Try it: Return, from the data below, each line that contains the word "href".

=====

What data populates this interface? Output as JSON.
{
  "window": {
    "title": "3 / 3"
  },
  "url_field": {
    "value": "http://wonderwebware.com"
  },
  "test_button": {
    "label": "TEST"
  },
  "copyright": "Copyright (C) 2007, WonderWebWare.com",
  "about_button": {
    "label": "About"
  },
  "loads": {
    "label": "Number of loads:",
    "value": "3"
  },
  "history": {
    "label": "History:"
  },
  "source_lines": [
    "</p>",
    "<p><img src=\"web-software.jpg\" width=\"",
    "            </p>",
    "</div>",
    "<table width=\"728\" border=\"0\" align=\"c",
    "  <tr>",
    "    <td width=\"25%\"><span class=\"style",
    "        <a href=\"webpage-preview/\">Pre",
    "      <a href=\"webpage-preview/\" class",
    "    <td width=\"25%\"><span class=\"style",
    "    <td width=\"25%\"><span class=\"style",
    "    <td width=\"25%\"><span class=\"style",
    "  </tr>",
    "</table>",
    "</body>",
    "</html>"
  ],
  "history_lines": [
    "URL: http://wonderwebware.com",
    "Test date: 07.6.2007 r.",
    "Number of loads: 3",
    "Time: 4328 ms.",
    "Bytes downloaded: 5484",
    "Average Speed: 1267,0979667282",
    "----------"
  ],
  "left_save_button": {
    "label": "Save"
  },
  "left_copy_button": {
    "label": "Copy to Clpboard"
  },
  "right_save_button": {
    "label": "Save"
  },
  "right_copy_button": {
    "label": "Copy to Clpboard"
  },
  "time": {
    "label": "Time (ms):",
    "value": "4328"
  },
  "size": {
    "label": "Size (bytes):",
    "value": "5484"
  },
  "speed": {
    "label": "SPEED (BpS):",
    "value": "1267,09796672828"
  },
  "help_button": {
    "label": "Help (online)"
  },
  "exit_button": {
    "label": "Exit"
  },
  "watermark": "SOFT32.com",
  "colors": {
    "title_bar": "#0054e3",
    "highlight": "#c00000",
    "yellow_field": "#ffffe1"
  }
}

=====

Finished exercise:
    "        <a href=\"webpage-preview/\">Pre",
    "      <a href=\"webpage-preview/\" class",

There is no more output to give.